■ **What is needed**
For the word "B君笔记", determine how many lines of the entries below contain it, and give only that number.

-- -- --

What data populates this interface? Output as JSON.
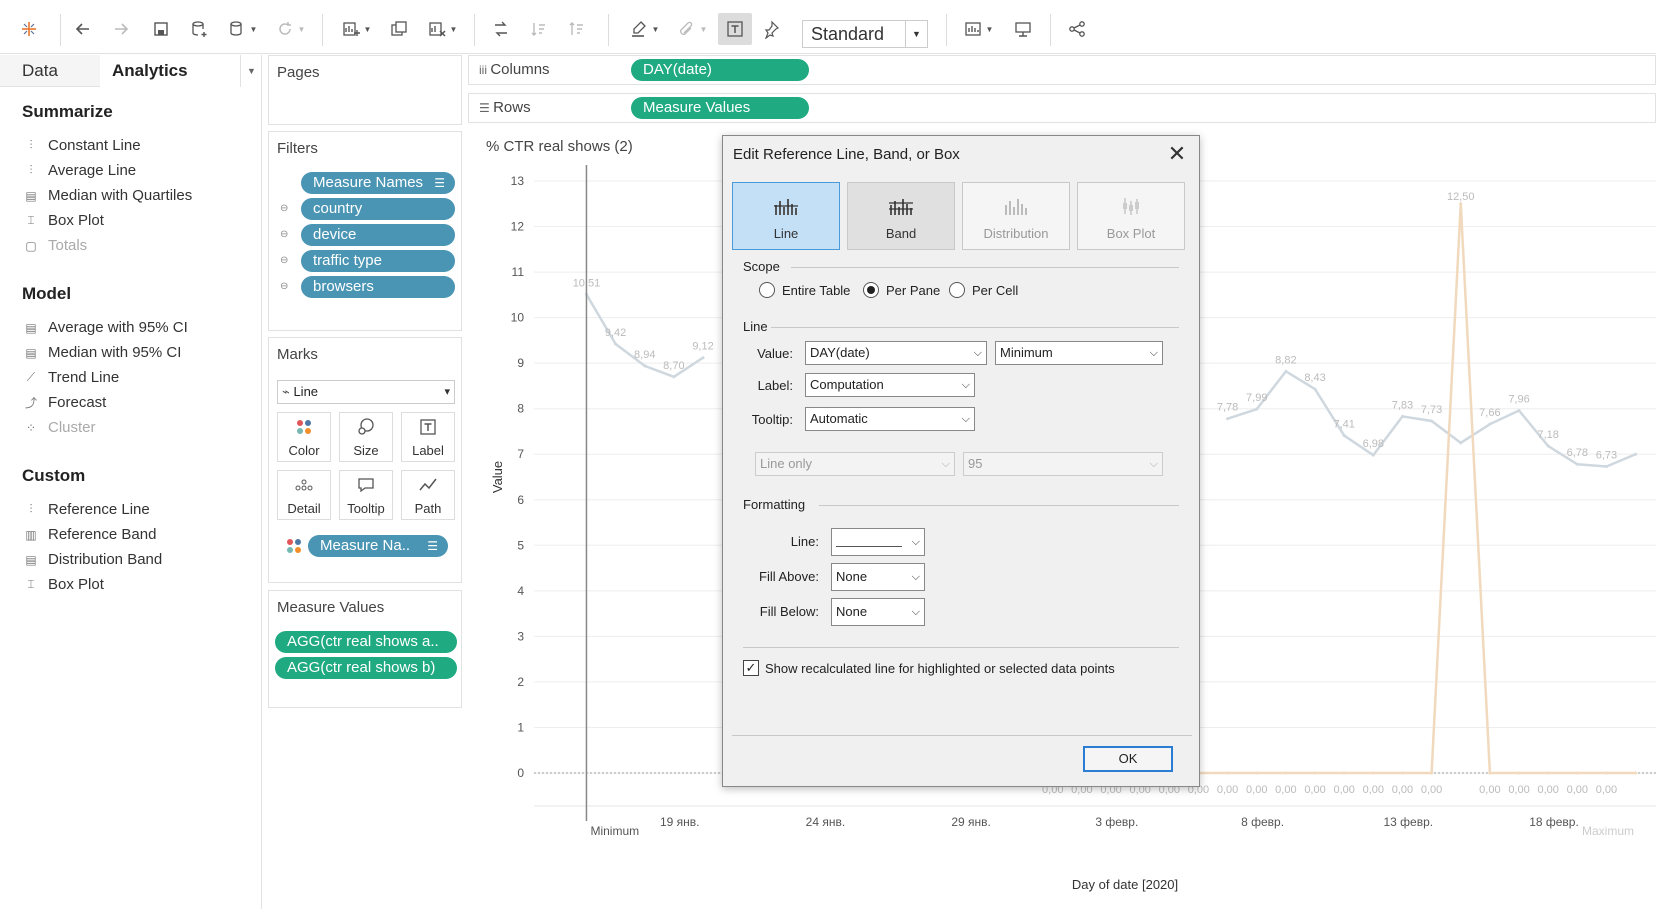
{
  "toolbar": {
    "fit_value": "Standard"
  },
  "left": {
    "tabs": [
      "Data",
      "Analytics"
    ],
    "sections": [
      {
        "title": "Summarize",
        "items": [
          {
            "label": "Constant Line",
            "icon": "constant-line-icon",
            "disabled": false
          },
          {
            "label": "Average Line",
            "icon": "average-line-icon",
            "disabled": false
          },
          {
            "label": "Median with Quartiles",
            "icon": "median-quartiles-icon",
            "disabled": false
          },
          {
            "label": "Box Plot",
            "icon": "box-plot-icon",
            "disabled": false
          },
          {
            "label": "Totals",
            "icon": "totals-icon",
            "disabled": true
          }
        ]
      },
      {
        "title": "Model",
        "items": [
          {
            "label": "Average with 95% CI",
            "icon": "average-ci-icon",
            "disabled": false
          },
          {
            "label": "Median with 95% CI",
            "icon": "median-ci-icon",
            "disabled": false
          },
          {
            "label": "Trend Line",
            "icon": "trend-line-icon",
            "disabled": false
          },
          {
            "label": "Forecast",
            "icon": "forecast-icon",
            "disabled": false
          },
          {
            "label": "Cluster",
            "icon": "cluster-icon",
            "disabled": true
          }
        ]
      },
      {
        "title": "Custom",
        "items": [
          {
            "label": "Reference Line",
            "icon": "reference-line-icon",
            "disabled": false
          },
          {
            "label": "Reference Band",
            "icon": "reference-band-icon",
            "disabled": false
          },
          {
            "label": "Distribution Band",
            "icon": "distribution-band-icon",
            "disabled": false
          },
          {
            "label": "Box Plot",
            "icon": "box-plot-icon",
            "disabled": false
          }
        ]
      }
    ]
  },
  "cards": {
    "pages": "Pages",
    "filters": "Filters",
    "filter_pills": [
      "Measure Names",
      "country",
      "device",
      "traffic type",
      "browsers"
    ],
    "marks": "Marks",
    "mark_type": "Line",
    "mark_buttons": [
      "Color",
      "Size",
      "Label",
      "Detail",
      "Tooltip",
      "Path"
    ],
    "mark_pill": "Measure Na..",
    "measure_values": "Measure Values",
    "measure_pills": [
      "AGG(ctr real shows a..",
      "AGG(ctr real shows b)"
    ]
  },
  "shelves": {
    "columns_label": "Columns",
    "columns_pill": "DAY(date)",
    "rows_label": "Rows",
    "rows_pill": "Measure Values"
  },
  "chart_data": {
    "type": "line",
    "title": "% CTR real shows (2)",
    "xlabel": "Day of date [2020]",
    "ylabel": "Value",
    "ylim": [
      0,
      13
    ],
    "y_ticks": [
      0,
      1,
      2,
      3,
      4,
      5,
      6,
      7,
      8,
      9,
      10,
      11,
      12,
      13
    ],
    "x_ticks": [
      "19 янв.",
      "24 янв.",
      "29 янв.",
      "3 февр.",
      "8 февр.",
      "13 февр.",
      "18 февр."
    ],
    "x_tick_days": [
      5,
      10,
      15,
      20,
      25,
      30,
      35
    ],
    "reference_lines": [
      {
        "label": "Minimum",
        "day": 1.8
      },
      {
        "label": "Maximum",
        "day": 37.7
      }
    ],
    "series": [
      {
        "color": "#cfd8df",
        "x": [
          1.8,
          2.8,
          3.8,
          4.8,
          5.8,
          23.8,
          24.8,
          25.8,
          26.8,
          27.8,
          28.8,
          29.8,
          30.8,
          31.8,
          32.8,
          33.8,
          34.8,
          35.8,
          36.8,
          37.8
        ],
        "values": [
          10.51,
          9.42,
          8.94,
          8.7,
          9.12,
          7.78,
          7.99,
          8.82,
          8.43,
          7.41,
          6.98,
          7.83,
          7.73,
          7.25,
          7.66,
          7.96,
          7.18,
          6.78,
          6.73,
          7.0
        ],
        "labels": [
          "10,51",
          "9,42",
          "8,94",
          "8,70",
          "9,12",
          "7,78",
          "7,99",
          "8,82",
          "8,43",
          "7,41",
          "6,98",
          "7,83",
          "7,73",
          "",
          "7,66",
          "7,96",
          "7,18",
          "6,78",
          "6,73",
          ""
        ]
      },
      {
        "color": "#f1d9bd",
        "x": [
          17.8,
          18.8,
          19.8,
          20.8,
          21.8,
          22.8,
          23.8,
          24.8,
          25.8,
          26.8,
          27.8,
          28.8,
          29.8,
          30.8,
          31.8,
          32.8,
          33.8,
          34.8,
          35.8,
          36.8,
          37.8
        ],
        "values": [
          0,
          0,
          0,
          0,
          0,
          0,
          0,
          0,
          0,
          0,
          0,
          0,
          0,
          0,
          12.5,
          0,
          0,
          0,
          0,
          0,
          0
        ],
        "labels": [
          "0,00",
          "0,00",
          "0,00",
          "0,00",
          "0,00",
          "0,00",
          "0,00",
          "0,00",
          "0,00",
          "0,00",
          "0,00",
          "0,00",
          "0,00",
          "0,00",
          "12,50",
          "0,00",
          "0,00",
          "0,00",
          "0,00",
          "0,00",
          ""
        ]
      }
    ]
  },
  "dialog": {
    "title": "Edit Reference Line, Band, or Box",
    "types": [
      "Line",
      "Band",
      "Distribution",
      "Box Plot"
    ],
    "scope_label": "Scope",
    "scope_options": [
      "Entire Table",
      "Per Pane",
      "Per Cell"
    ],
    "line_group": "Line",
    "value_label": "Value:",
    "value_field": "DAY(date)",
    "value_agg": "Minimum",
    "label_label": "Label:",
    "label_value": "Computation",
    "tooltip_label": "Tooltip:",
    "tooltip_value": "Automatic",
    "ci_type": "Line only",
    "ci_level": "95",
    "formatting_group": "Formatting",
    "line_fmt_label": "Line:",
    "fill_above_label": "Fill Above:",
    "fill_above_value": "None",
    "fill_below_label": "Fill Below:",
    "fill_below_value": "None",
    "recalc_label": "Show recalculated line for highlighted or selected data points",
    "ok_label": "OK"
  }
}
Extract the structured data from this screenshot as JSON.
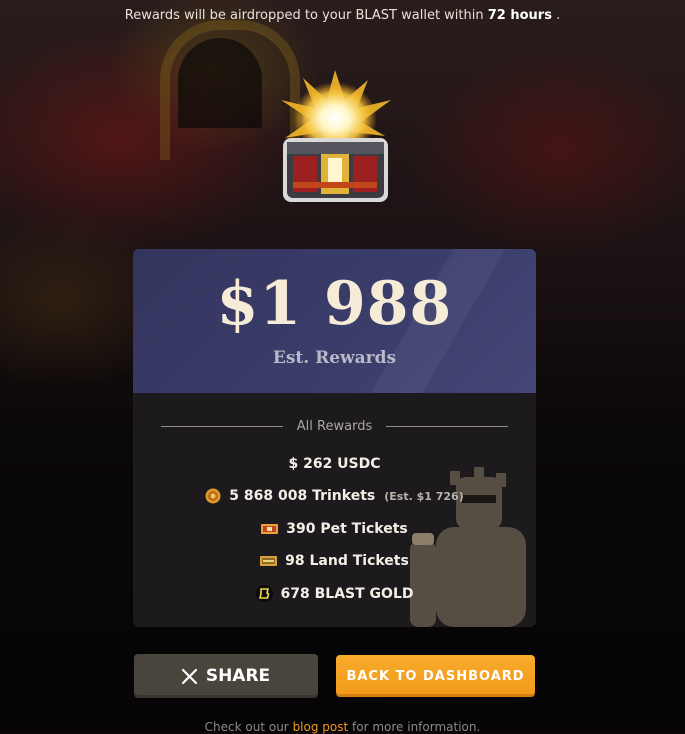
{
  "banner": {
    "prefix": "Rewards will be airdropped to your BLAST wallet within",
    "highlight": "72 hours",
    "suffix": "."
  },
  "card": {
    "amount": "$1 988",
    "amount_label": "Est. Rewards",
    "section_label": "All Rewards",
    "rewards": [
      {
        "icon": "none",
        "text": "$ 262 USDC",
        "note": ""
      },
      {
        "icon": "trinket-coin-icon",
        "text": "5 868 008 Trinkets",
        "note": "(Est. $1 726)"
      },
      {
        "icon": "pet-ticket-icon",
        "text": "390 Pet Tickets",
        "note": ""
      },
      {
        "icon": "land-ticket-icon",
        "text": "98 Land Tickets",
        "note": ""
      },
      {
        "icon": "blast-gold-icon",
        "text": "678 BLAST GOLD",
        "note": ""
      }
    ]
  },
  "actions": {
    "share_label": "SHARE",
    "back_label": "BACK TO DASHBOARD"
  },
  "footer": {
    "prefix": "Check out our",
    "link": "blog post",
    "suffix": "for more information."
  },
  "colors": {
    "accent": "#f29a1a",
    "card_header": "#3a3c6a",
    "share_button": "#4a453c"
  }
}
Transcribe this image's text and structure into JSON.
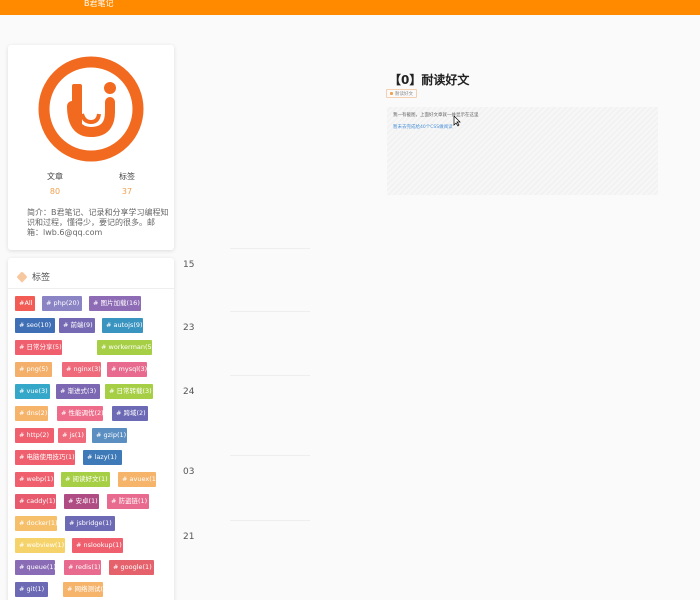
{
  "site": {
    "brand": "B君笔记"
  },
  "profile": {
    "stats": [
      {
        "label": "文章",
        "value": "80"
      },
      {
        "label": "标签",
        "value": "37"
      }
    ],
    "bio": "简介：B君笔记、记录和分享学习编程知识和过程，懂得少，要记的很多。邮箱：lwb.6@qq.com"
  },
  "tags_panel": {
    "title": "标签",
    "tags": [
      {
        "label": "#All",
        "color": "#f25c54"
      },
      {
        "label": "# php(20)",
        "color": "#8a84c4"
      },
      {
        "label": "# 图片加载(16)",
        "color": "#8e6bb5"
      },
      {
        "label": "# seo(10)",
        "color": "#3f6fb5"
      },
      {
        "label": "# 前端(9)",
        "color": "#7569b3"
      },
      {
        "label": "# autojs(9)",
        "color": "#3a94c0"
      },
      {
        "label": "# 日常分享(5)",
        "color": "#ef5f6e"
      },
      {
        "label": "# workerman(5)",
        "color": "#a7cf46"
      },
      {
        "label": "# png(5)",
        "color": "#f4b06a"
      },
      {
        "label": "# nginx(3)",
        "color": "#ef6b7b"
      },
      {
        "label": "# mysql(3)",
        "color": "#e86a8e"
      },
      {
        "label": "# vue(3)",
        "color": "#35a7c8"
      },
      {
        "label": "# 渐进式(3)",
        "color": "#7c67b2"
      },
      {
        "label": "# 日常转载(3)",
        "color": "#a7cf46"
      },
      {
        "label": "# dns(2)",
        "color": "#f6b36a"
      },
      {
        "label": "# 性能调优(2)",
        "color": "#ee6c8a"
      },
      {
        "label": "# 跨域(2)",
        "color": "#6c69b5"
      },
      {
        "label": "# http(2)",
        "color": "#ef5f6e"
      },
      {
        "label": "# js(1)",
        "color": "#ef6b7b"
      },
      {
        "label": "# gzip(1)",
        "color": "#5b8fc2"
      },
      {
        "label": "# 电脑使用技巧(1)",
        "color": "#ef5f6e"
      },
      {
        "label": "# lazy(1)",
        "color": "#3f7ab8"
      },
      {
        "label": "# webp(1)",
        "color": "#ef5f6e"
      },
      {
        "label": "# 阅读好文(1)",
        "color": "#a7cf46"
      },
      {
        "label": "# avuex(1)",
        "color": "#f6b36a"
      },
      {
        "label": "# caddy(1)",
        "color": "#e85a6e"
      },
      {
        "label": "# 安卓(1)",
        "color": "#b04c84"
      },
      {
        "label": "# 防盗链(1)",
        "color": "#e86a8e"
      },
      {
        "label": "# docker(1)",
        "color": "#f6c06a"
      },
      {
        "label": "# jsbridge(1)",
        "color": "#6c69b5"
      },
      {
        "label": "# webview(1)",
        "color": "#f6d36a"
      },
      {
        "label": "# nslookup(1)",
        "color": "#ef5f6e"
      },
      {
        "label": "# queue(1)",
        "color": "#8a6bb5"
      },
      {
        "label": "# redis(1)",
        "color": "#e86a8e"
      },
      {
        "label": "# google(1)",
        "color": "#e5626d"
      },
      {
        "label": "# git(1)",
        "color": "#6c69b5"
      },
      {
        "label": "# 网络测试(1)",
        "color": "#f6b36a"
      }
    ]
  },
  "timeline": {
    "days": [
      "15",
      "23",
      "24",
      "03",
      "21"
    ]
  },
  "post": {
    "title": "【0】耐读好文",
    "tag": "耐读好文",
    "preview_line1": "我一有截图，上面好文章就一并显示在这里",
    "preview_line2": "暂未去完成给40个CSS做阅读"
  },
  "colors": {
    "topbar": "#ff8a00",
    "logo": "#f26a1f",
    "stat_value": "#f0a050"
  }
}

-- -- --

■ **Completed task**
2